The Elegant Dina Merrill

Above: September 12th, 1984: Joan Rivers, guest-hosting for Johnny Carson, delivers a hilarious monologue and interviews actress and philanthropist Dina Merrill after she welcomes comedian David Brenner and musician Elvis Costello (scroll the video forward to go directly to Dina Merrill’s appearance).

Elihu Washburne, Elegant Survivor


Elihu Benjamin Washburne, Elegant Survivor

Born in Livermore, Maine, U.S.A., Benjamin Washburne represented the district which included Galena, Illinois, as an early member of the Republicans in the House of Representatives, and was a leader of the Radical Republicans. Washburne was among the original promoters of legal racial equality. As a congressman, he served on the Joint Committee on Reconstruction which drafted the Fourteenth Amendment to the United States Constitution. After the Civil War, Elihu Washburne advocated that large plantations be divided up to provide compensatory property for freed slaves.
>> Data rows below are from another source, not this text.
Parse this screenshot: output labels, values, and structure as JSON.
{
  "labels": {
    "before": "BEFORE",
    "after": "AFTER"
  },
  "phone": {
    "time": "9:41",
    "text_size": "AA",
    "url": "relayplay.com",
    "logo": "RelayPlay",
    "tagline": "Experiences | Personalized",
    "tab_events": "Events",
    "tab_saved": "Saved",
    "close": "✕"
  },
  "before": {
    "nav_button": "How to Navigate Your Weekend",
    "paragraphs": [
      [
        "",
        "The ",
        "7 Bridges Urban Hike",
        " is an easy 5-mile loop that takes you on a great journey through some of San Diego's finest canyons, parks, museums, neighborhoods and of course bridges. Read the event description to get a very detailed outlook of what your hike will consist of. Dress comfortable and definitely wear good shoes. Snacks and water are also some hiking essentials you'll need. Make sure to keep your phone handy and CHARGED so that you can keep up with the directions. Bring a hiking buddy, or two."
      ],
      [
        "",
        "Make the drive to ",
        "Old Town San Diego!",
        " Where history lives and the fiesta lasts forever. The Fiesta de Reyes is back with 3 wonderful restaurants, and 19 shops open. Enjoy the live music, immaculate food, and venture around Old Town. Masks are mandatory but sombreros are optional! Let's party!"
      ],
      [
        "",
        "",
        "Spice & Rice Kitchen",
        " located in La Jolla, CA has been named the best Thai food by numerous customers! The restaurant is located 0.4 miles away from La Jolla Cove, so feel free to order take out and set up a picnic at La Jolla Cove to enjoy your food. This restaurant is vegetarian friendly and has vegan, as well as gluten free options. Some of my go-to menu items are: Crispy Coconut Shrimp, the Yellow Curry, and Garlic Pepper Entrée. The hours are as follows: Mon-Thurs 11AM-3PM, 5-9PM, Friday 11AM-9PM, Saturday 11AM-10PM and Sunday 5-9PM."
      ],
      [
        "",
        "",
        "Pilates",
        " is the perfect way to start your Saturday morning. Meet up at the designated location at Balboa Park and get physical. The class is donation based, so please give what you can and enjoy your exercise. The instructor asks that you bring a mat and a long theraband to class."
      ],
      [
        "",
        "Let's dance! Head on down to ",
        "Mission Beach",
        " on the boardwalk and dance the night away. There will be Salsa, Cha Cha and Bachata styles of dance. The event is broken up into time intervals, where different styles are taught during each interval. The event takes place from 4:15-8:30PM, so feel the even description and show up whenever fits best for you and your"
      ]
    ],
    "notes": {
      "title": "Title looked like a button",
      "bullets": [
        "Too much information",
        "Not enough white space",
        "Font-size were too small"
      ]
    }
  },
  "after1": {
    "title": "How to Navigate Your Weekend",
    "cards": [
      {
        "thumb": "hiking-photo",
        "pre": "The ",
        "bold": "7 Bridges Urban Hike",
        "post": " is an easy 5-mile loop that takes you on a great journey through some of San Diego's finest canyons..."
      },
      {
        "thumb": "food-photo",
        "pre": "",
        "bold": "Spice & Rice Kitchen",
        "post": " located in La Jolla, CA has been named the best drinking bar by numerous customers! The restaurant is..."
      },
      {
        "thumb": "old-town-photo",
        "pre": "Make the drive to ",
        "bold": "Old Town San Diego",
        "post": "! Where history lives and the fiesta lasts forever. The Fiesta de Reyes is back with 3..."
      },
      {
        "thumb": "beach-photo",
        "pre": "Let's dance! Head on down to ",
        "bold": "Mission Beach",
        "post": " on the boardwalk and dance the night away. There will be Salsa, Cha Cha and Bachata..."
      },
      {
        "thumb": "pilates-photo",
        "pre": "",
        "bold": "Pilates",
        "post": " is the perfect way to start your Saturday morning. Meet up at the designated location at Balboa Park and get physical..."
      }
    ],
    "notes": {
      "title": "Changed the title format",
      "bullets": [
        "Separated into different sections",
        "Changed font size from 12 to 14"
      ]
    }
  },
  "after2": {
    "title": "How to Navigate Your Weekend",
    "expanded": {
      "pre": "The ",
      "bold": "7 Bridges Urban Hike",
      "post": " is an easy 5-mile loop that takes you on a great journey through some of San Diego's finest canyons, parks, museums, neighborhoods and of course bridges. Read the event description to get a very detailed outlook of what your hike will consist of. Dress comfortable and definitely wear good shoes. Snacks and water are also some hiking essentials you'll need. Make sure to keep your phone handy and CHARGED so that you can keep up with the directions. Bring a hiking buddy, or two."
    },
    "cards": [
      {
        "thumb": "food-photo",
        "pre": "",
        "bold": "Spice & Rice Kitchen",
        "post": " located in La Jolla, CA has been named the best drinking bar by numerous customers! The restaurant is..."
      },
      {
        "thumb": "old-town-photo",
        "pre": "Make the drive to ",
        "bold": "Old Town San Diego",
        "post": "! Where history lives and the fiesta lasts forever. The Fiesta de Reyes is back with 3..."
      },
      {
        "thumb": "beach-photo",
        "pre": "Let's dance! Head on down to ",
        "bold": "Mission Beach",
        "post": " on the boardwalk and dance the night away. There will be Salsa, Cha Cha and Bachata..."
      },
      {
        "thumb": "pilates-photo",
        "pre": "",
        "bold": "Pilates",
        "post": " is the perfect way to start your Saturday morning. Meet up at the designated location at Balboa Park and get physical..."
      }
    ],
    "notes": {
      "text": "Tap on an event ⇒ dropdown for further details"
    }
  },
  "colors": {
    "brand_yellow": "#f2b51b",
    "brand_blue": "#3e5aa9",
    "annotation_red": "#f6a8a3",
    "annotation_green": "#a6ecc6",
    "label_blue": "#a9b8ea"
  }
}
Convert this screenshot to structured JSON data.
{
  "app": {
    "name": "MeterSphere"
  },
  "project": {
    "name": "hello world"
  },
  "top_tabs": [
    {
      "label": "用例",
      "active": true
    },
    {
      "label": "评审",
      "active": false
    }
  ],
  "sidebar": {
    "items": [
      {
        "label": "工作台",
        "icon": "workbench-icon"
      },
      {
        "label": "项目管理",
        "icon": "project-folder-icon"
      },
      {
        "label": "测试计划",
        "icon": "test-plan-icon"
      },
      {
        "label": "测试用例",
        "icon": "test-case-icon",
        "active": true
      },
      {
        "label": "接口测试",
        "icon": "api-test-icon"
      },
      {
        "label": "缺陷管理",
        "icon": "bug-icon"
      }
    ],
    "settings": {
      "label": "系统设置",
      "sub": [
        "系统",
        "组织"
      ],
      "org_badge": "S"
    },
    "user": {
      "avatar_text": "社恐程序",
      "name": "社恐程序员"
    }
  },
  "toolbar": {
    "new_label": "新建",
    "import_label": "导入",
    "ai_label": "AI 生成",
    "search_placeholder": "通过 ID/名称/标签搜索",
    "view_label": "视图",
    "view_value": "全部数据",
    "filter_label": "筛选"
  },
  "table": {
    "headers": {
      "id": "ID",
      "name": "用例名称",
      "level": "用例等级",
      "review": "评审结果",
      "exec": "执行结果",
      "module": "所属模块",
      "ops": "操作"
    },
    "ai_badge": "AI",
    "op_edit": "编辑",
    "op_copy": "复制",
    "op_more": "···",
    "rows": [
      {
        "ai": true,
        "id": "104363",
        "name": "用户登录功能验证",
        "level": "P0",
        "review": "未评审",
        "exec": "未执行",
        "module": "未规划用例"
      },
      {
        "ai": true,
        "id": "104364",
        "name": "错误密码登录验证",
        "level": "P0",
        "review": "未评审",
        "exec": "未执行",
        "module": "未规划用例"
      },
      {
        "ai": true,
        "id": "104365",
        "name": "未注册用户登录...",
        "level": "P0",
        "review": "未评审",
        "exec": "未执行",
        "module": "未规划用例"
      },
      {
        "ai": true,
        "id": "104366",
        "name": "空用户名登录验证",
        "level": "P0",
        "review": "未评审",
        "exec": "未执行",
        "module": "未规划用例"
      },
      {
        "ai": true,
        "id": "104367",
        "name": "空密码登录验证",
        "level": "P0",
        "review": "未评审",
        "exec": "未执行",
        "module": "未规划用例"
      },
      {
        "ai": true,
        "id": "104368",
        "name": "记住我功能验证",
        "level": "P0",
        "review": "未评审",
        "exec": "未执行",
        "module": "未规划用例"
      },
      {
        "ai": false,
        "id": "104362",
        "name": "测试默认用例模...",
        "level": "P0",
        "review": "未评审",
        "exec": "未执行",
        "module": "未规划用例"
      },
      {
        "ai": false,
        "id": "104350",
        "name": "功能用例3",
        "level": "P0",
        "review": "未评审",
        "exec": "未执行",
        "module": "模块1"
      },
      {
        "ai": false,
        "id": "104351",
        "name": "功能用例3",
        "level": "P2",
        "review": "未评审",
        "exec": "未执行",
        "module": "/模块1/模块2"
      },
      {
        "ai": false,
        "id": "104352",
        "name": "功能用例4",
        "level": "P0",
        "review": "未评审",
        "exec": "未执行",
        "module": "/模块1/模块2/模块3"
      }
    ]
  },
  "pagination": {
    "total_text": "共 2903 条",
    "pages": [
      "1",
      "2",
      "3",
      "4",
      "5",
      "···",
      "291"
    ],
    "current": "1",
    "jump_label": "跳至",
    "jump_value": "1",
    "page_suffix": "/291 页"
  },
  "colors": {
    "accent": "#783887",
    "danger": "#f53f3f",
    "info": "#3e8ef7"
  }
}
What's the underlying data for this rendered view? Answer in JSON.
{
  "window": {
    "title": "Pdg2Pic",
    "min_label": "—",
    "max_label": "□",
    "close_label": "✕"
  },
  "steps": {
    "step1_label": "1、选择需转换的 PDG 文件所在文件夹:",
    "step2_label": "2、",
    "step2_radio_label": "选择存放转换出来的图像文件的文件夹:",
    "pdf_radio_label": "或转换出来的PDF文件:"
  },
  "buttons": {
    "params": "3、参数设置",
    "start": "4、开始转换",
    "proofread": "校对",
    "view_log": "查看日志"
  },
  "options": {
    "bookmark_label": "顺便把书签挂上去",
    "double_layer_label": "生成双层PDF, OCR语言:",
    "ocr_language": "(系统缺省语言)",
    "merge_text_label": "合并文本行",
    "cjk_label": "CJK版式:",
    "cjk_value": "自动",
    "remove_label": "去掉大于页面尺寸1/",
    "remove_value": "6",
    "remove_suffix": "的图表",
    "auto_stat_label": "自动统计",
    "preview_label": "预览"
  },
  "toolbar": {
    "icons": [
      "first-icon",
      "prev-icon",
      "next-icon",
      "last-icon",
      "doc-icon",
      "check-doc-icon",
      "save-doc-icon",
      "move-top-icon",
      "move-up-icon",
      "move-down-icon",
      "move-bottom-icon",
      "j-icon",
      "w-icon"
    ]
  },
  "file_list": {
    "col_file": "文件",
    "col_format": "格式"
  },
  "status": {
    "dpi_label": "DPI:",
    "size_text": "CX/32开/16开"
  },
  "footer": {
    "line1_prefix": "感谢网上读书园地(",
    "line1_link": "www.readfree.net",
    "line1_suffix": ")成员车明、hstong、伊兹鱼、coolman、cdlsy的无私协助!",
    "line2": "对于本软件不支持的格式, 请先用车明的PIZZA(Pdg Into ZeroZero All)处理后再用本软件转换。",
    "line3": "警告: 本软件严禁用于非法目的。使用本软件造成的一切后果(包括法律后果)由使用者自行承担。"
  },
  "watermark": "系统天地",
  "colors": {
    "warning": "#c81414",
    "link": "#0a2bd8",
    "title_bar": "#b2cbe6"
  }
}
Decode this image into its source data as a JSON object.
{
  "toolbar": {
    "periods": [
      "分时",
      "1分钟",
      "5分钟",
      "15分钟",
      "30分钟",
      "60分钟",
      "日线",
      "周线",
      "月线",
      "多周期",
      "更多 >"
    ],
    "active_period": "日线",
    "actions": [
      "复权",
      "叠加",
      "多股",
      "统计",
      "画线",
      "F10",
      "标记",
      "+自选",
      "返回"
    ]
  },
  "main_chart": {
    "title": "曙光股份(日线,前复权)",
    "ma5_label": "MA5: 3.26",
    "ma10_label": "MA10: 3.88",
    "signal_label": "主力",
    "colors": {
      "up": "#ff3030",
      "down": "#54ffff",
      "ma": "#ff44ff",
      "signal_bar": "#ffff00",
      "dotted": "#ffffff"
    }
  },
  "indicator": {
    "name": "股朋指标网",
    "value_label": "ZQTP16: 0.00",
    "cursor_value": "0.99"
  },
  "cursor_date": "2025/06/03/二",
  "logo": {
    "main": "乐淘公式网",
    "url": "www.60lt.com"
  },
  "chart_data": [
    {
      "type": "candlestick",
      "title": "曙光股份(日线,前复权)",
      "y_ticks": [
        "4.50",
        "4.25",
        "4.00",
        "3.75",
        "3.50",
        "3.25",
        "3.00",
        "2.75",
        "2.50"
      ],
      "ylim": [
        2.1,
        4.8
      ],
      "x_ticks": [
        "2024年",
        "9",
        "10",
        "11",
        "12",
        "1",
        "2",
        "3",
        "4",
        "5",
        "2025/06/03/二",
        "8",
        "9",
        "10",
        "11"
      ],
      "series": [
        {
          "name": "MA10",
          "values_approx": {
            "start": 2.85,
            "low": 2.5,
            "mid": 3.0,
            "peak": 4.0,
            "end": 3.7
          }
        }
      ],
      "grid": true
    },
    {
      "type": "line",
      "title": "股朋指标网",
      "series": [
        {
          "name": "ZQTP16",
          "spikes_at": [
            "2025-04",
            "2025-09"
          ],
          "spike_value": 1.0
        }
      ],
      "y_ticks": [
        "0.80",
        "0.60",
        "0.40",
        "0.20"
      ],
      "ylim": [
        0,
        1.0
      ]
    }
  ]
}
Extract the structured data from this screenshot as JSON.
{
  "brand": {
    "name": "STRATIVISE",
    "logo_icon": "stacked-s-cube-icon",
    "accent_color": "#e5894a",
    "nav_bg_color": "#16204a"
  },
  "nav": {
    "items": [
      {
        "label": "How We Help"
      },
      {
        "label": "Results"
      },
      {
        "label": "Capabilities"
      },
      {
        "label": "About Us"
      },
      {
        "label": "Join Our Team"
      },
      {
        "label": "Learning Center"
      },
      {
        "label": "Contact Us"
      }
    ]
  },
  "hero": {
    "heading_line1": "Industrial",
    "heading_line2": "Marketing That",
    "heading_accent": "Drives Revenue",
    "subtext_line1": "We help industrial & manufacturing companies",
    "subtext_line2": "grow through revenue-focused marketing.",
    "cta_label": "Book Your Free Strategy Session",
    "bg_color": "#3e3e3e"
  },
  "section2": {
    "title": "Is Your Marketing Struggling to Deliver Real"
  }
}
Washburne served as President Ulysses S. Grant’s Secretary of State, replacing William H. Seward. He became ill and served for only twelve days in March 1869; it remains the shortest term of any Secretary of State. President Grant sent Mr. Washburne to France as head of the U.S. diplomatic mission. He was the only diplomat from a major power to stay in Paris during the Franco-Prussian War, and played a heroic role in providing both diplomatic and humanitarian support during the Siege of Paris and, after the war, the bloody civil war which was instigated by the Paris Commune. Though his life was in danger and he could have just gone home to Galena,  the Hon. Elihu Washburne stayed in Paris during the Franco-Prussian War and was the man who singlehandedly ferried thousands of Germans and Americans to safety. He freed thousands of women prisoners of war whose only “crime” was that they had originally come to France from Germany. Thousands of the U.S. ex-patriate community in Paris owed their lives to Elihu Washburne, U.S. Foreign Minister to France.

Minister Washburne wrote accounts daily  of the occurrences in France during both the Siege of Paris and the war that immediately followed it, the bloody battle between French leadership in Versailles and the Paris Commune. He is distinguished among journal-keepers for his vivid and accurate descriptions, always faithful in his self-imposed duty to record historical events, though his personal situation was grave and he was working tirelessly to save lives.

Washburne retired from government in 1876, although, being extremely popular as a humanitarian hero, he was considered as a presidential candidate at the Republican conventions in 1880 and 1884. He moved to Chicago, Illinois, and served as president of the Chicago Historical Society from 1884 to 1887. Elihu Washburne passed away on October 23, 1887.